On Wednesday 13th October the British offensive was renewed, the Royal Berks taking part in the attack on the Hulluch Quarries.  They were asked to provide urgent reinforcement to the 7th Norfolks who (they were informed) had managed to get some men into the German trench in front of the Quarries, during which most of their own number had become casualties.  However, as they moved forward the Berkshires were met by heavy machine gun fire which indicated very clearly that the trench was still strongly held by the Germans, and it was not deemed advisable to continue the advance.  A bombing attack was also made by the Battalion that day which cost the lives of several of their number, and the total Battalion casualties for the 13th October were: Officers, two killed, one wounded, seven missing; other ranks, 37 killed, 91 wounded, 22 missing.  Most of the night was spent in clearing the dead from the trenches, retrieving the wounded, and repairing the parapets.

Gilbert Brown managed to survive this dreadful day, and as far as can be known, was still fit for active service.

The next three days were relatively quiet ones in the support trenches for the Berkshires.  However, on the 17th there was steady shelling of the British positions as retaliation for a bombing attack carried out by the Guards on their left, causing further casualties, and the 18th brought a similar story.  The following day the Battalion was relieved and moved back to Béthune, where they were engaged in refitting until the 25th, then returning to the trenches at Gordon Alley near Hulluch.

The routine pattern of trench life continued, with the troops maintaining and repairing their trenches, taking their turn in the line for a few days and then changing places with another Battalion and moving into billets; and with most days, even the so-called ‘quiet’ ones, bringing new casualties amongst them.

Not long afterwards, Henry and Elizabeth Annie received a letter from Quartermaster Sergeant Goddard of ‘B’ Company:

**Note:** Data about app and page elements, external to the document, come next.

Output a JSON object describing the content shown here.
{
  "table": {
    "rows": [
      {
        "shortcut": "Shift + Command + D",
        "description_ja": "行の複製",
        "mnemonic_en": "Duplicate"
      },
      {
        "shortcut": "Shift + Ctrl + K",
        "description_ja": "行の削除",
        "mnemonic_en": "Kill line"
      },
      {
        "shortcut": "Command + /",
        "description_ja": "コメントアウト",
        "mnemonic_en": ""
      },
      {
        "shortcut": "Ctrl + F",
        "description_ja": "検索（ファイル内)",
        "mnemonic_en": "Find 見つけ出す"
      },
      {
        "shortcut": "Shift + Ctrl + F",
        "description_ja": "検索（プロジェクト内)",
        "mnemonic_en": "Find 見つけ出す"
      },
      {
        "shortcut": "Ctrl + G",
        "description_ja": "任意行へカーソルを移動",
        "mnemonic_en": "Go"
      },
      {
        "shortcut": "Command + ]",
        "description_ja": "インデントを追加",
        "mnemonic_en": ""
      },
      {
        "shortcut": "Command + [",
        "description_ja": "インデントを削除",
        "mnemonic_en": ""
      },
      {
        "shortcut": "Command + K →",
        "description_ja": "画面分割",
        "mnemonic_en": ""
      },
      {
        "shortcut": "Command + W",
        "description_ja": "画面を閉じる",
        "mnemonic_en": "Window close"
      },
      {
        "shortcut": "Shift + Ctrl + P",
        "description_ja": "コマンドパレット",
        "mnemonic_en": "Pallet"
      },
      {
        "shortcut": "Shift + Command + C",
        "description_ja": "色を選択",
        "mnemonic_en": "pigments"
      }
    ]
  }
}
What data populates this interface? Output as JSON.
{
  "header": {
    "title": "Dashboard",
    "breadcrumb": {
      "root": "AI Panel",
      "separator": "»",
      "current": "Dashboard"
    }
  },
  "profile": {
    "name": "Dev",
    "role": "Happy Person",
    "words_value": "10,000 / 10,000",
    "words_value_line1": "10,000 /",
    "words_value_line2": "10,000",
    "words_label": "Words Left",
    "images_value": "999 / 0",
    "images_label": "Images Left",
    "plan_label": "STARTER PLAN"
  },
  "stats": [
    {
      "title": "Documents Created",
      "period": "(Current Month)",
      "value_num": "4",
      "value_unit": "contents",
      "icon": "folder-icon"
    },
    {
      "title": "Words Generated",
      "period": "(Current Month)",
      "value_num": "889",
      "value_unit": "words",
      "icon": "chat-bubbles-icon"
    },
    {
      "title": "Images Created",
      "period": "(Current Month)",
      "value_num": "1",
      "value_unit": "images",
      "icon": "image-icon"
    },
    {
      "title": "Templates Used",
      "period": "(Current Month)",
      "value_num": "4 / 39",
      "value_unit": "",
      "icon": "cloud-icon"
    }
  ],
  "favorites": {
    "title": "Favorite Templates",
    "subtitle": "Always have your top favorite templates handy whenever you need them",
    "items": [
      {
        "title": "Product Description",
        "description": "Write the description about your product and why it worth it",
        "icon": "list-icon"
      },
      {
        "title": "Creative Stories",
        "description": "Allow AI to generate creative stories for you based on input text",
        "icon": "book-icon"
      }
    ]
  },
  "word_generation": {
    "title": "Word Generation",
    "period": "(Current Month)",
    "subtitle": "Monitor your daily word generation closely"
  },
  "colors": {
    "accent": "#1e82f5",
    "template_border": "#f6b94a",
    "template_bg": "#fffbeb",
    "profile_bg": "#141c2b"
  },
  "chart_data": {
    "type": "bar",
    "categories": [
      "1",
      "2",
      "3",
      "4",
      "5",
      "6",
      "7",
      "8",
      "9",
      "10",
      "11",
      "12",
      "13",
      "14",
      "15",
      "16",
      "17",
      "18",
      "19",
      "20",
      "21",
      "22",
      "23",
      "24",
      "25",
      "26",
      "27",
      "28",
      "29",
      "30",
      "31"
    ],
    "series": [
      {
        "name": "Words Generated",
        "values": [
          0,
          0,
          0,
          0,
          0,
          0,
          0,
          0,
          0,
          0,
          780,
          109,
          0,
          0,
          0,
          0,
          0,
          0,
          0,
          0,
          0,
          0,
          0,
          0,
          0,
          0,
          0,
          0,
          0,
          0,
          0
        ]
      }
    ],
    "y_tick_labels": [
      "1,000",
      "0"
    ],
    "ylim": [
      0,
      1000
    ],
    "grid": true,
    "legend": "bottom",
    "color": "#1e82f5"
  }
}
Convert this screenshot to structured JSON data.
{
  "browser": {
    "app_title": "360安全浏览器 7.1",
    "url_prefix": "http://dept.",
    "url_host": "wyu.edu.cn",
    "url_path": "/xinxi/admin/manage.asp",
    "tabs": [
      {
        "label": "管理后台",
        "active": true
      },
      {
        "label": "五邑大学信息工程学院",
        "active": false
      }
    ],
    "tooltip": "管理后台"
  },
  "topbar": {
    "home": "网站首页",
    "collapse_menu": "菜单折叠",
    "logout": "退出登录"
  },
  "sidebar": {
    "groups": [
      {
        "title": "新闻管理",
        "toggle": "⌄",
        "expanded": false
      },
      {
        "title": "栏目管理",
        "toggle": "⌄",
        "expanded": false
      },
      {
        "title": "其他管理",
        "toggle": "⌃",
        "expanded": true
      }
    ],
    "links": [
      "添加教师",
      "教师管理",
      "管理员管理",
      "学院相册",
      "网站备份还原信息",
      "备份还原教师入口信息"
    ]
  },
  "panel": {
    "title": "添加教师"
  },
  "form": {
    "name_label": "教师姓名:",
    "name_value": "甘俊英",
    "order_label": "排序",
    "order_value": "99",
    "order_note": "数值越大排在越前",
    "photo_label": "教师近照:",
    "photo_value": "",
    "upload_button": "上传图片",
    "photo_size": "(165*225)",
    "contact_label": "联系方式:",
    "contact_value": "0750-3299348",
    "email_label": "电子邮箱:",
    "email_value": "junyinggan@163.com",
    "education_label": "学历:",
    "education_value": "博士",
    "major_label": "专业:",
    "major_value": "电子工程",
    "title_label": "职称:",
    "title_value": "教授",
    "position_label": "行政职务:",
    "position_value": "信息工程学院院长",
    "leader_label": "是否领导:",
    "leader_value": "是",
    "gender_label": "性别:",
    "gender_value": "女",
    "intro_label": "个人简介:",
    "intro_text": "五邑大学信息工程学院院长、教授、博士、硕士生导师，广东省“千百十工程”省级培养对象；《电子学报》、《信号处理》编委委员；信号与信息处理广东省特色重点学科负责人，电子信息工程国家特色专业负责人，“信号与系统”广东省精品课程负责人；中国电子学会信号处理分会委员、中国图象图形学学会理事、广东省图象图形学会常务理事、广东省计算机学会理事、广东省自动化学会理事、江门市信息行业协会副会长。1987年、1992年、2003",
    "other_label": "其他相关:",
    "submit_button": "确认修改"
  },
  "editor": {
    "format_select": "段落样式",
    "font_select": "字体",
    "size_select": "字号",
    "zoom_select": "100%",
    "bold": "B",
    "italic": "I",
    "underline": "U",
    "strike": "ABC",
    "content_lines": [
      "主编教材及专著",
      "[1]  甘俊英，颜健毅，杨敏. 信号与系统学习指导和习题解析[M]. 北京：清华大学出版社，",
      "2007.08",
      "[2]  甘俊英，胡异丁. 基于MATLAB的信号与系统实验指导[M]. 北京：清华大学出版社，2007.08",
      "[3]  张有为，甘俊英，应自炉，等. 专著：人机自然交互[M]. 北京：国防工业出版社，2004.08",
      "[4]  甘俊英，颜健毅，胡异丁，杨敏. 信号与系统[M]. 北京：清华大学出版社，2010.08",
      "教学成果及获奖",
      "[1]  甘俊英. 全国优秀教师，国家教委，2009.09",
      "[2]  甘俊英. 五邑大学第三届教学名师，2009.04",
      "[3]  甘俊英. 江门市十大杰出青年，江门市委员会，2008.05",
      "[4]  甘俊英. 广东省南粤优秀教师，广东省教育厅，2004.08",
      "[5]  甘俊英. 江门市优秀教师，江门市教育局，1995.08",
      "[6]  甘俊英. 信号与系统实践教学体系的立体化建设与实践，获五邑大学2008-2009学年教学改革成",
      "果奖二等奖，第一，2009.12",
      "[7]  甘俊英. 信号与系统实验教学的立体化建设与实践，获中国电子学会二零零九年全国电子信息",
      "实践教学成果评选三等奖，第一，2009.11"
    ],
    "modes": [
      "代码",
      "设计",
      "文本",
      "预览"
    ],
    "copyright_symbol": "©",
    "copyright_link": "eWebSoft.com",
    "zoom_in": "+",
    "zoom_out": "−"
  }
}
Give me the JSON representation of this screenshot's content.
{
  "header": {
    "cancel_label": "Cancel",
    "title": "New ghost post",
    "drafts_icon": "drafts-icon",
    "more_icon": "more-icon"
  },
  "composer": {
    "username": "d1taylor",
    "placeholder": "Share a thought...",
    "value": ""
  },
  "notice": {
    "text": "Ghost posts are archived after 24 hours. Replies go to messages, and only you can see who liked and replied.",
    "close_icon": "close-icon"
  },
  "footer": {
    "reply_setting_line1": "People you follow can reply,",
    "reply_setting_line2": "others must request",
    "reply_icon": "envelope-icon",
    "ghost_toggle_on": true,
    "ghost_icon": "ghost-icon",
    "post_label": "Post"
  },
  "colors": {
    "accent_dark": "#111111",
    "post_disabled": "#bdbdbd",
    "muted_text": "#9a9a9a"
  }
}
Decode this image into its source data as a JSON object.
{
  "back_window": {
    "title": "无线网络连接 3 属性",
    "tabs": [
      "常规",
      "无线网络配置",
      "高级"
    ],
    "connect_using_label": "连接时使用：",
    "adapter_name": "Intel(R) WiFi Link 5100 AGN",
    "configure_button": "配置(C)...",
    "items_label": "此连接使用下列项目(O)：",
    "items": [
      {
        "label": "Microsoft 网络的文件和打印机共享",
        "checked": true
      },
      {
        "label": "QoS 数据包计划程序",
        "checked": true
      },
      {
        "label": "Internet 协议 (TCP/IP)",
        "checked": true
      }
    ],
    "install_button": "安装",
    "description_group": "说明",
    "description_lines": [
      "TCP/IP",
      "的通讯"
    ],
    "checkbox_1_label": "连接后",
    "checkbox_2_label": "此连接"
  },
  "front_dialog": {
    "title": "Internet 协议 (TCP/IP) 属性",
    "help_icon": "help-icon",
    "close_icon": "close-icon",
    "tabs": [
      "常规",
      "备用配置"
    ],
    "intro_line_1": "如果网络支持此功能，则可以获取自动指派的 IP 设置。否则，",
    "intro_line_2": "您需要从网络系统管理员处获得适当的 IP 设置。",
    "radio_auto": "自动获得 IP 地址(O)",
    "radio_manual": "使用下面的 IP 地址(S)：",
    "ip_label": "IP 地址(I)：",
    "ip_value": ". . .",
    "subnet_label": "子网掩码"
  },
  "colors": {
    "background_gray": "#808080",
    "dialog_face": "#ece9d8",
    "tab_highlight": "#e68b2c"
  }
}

“In the trenches, November 1st, 1915. – I am sorry to have to inform you that Gilbert Brown of my Company was killed by a shell on the 29th of October.  His death was instantaneous, so that he did not suffer any pain.  I am very sorry to have lost him as he was a very steady man and a good and reliable soldier.  I found your letter to him in his pay book, and thought you would like to know how he died.  He was doing his duty as a guide bringing into the trenches another Regiment to relieve us when the shell burst in the trench, wounding several others at the same time. All the men of his Platoon and Company send messages of deepest sympathy in your loss of a noble son…

Official notification of Gilbert’s death from the War Office was received by his parents shortly afterwards, accompanied by the Royal message of sympathy.

The 5th Battalion War Diary records that on 28th October 1915 ‘B’ Company, in which Gilbert Brown was serving, together with ‘A’ Company, was moved to the support line, and that the following morning the Battalion relieved the Norfolks, with one man – presumably Gilbert – killed, and three others wounded.

Gilbert Brown is commemorated on the Loos Memorial, Dud Corner Cemetery, one of over 20,000 officers and men who fell in this part of the Front between 25th September 1915 and the Armistice and have no known grave.